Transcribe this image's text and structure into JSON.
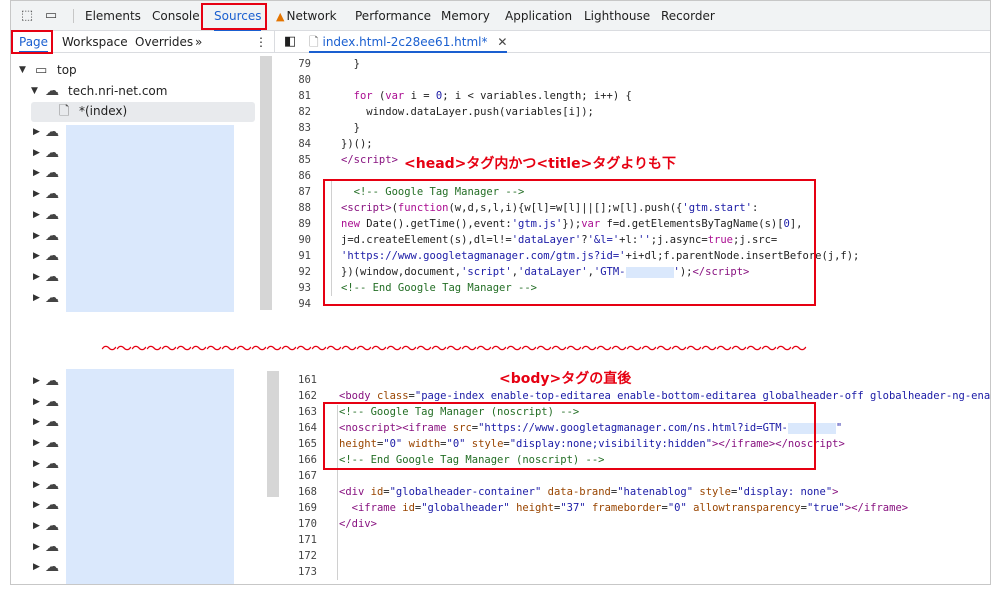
{
  "top_tabs": [
    "Elements",
    "Console",
    "Sources",
    "Network",
    "Performance",
    "Memory",
    "Application",
    "Lighthouse",
    "Recorder"
  ],
  "toolbar_icons": [
    "inspect-icon",
    "device-toggle-icon"
  ],
  "sub_tabs": [
    "Page",
    "Workspace",
    "Overrides",
    "»"
  ],
  "more_icon": "⋮",
  "file_tab": {
    "name": "index.html-2c28ee61.html*",
    "close": "✕"
  },
  "tree": {
    "top": "top",
    "domain": "tech.nri-net.com",
    "index": "*(index)"
  },
  "annotations": {
    "head": "<head>タグ内かつ<title>タグよりも下",
    "body": "<body>タグの直後",
    "wave": "～～～～～～～～～～～～～～～～～～～～～～～～～～～～～～～～～～～～～～～～～～～～～～～"
  },
  "code_top": {
    "line_numbers": [
      "79",
      "80",
      "81",
      "82",
      "83",
      "84",
      "85",
      "86",
      "87",
      "88",
      "89",
      "90",
      "91",
      "92",
      "93",
      "94"
    ]
  },
  "code_bottom": {
    "line_numbers": [
      "161",
      "162",
      "163",
      "164",
      "165",
      "166",
      "167",
      "168",
      "169",
      "170",
      "171",
      "172",
      "173"
    ]
  },
  "colors": {
    "accent": "#1a5fd0",
    "highlight_box": "#e60012",
    "mask": "#dae8fc"
  }
}
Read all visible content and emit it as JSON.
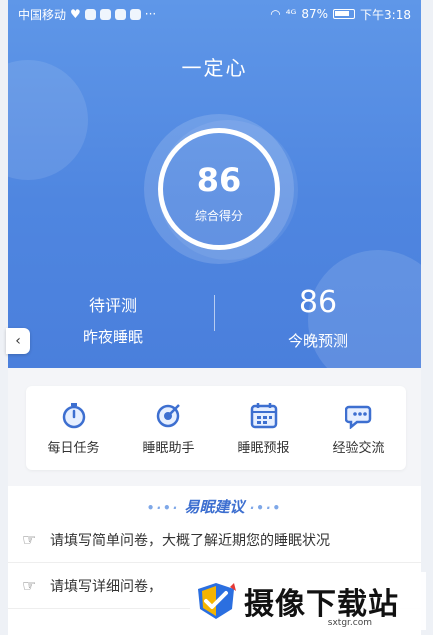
{
  "status": {
    "carrier": "中国移动",
    "ellipsis": "···",
    "network": "⁴ᴳ",
    "battery": "87%",
    "time": "下午3:18"
  },
  "header": {
    "title": "一定心"
  },
  "score": {
    "value": "86",
    "label": "综合得分"
  },
  "stats": {
    "left": {
      "value": "待评测",
      "label": "昨夜睡眠"
    },
    "right": {
      "value": "86",
      "label": "今晚预测"
    }
  },
  "features": [
    {
      "label": "每日任务",
      "icon": "stopwatch-icon"
    },
    {
      "label": "睡眠助手",
      "icon": "target-icon"
    },
    {
      "label": "睡眠预报",
      "icon": "calendar-icon"
    },
    {
      "label": "经验交流",
      "icon": "chat-icon"
    }
  ],
  "advice": {
    "title": "易眠建议",
    "items": [
      "请填写简单问卷，大概了解近期您的睡眠状况",
      "请填写详细问卷，"
    ]
  },
  "watermark": {
    "text": "摄像下载站",
    "site": "sxtgr.com"
  },
  "colors": {
    "primary": "#4f86e0",
    "accent": "#3d6fd0"
  }
}
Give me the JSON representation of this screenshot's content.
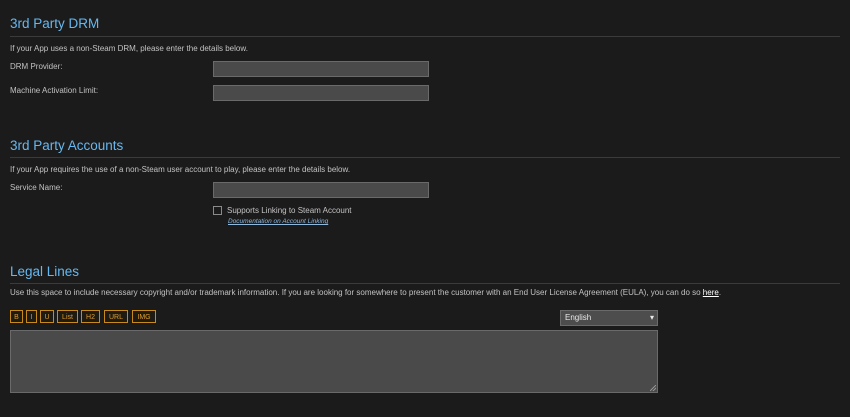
{
  "drm": {
    "title": "3rd Party DRM",
    "description": "If your App uses a non-Steam DRM, please enter the details below.",
    "provider_label": "DRM Provider:",
    "provider_value": "",
    "activation_label": "Machine Activation Limit:",
    "activation_value": ""
  },
  "accounts": {
    "title": "3rd Party Accounts",
    "description": "If your App requires the use of a non-Steam user account to play, please enter the details below.",
    "service_label": "Service Name:",
    "service_value": "",
    "linking_checkbox_label": "Supports Linking to Steam Account",
    "linking_checked": false,
    "doc_link": "Documentation on Account Linking"
  },
  "legal": {
    "title": "Legal Lines",
    "description": "Use this space to include necessary copyright and/or trademark information. If you are looking for somewhere to present the customer with an End User License Agreement (EULA), you can do so ",
    "here_link": "here",
    "description_end": ".",
    "format_buttons": [
      "B",
      "I",
      "U",
      "List",
      "H2",
      "URL",
      "IMG"
    ],
    "language_selected": "English",
    "text_value": ""
  },
  "colors": {
    "background": "#1b1b1b",
    "heading": "#66b8f0",
    "format_button": "#e09b2a"
  }
}
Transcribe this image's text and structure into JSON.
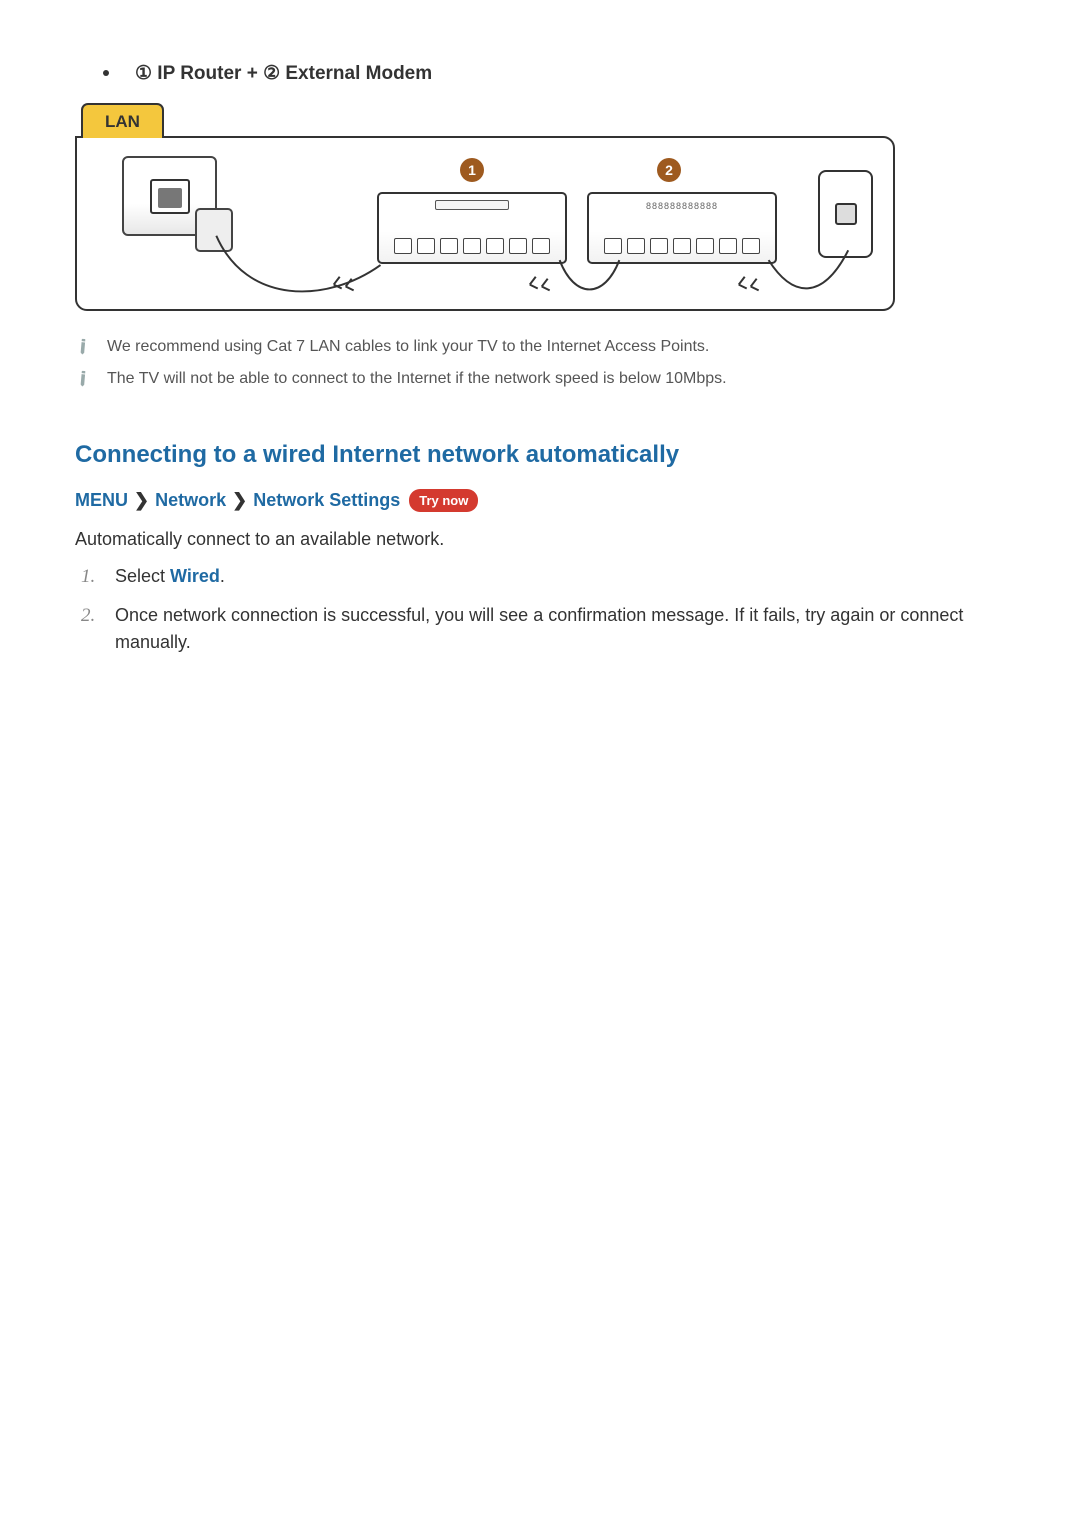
{
  "bullet": {
    "text": "① IP Router + ② External Modem"
  },
  "diagram": {
    "lan_label": "LAN",
    "badge1": "1",
    "badge2": "2"
  },
  "notes": [
    "We recommend using Cat 7 LAN cables to link your TV to the Internet Access Points.",
    "The TV will not be able to connect to the Internet if the network speed is below 10Mbps."
  ],
  "section_heading": "Connecting to a wired Internet network automatically",
  "nav": {
    "menu": "MENU",
    "network": "Network",
    "settings": "Network Settings",
    "try_now": "Try now"
  },
  "intro_text": "Automatically connect to an available network.",
  "steps": [
    {
      "num": "1.",
      "prefix": "Select ",
      "accent": "Wired",
      "suffix": "."
    },
    {
      "num": "2.",
      "text": "Once network connection is successful, you will see a confirmation message. If it fails, try again or connect manually."
    }
  ]
}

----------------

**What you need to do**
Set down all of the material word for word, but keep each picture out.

**Reply**
Transcribe this image's text and structure into JSON.
{
  "top_tabs": [
    "Elements",
    "Console",
    "Sources",
    "Network",
    "Performance",
    "Memory",
    "Application",
    "Lighthouse",
    "Recorder"
  ],
  "toolbar_icons": [
    "inspect-icon",
    "device-toggle-icon"
  ],
  "sub_tabs": [
    "Page",
    "Workspace",
    "Overrides",
    "»"
  ],
  "more_icon": "⋮",
  "file_tab": {
    "name": "index.html-2c28ee61.html*",
    "close": "✕"
  },
  "tree": {
    "top": "top",
    "domain": "tech.nri-net.com",
    "index": "*(index)"
  },
  "annotations": {
    "head": "<head>タグ内かつ<title>タグよりも下",
    "body": "<body>タグの直後",
    "wave": "～～～～～～～～～～～～～～～～～～～～～～～～～～～～～～～～～～～～～～～～～～～～～～～"
  },
  "code_top": {
    "line_numbers": [
      "79",
      "80",
      "81",
      "82",
      "83",
      "84",
      "85",
      "86",
      "87",
      "88",
      "89",
      "90",
      "91",
      "92",
      "93",
      "94"
    ]
  },
  "code_bottom": {
    "line_numbers": [
      "161",
      "162",
      "163",
      "164",
      "165",
      "166",
      "167",
      "168",
      "169",
      "170",
      "171",
      "172",
      "173"
    ]
  },
  "colors": {
    "accent": "#1a5fd0",
    "highlight_box": "#e60012",
    "mask": "#dae8fc"
  }
}
Read all visible content and emit it as JSON.
{
  "status": {
    "carrier": "中国移动",
    "ellipsis": "···",
    "network": "⁴ᴳ",
    "battery": "87%",
    "time": "下午3:18"
  },
  "header": {
    "title": "一定心"
  },
  "score": {
    "value": "86",
    "label": "综合得分"
  },
  "stats": {
    "left": {
      "value": "待评测",
      "label": "昨夜睡眠"
    },
    "right": {
      "value": "86",
      "label": "今晚预测"
    }
  },
  "features": [
    {
      "label": "每日任务",
      "icon": "stopwatch-icon"
    },
    {
      "label": "睡眠助手",
      "icon": "target-icon"
    },
    {
      "label": "睡眠预报",
      "icon": "calendar-icon"
    },
    {
      "label": "经验交流",
      "icon": "chat-icon"
    }
  ],
  "advice": {
    "title": "易眠建议",
    "items": [
      "请填写简单问卷，大概了解近期您的睡眠状况",
      "请填写详细问卷，"
    ]
  },
  "watermark": {
    "text": "摄像下载站",
    "site": "sxtgr.com"
  },
  "colors": {
    "primary": "#4f86e0",
    "accent": "#3d6fd0"
  }
}
Give me the JSON representation of this screenshot's content.
{
  "drm": {
    "title": "3rd Party DRM",
    "description": "If your App uses a non-Steam DRM, please enter the details below.",
    "provider_label": "DRM Provider:",
    "provider_value": "",
    "activation_label": "Machine Activation Limit:",
    "activation_value": ""
  },
  "accounts": {
    "title": "3rd Party Accounts",
    "description": "If your App requires the use of a non-Steam user account to play, please enter the details below.",
    "service_label": "Service Name:",
    "service_value": "",
    "linking_checkbox_label": "Supports Linking to Steam Account",
    "linking_checked": false,
    "doc_link": "Documentation on Account Linking"
  },
  "legal": {
    "title": "Legal Lines",
    "description": "Use this space to include necessary copyright and/or trademark information. If you are looking for somewhere to present the customer with an End User License Agreement (EULA), you can do so ",
    "here_link": "here",
    "description_end": ".",
    "format_buttons": [
      "B",
      "I",
      "U",
      "List",
      "H2",
      "URL",
      "IMG"
    ],
    "language_selected": "English",
    "text_value": ""
  },
  "colors": {
    "background": "#1b1b1b",
    "heading": "#66b8f0",
    "format_button": "#e09b2a"
  }
}
Transcribe this image's text and structure into JSON.
{
  "bullet": {
    "text": "① IP Router + ② External Modem"
  },
  "diagram": {
    "lan_label": "LAN",
    "badge1": "1",
    "badge2": "2"
  },
  "notes": [
    "We recommend using Cat 7 LAN cables to link your TV to the Internet Access Points.",
    "The TV will not be able to connect to the Internet if the network speed is below 10Mbps."
  ],
  "section_heading": "Connecting to a wired Internet network automatically",
  "nav": {
    "menu": "MENU",
    "network": "Network",
    "settings": "Network Settings",
    "try_now": "Try now"
  },
  "intro_text": "Automatically connect to an available network.",
  "steps": [
    {
      "num": "1.",
      "prefix": "Select ",
      "accent": "Wired",
      "suffix": "."
    },
    {
      "num": "2.",
      "text": "Once network connection is successful, you will see a confirmation message. If it fails, try again or connect manually."
    }
  ]
}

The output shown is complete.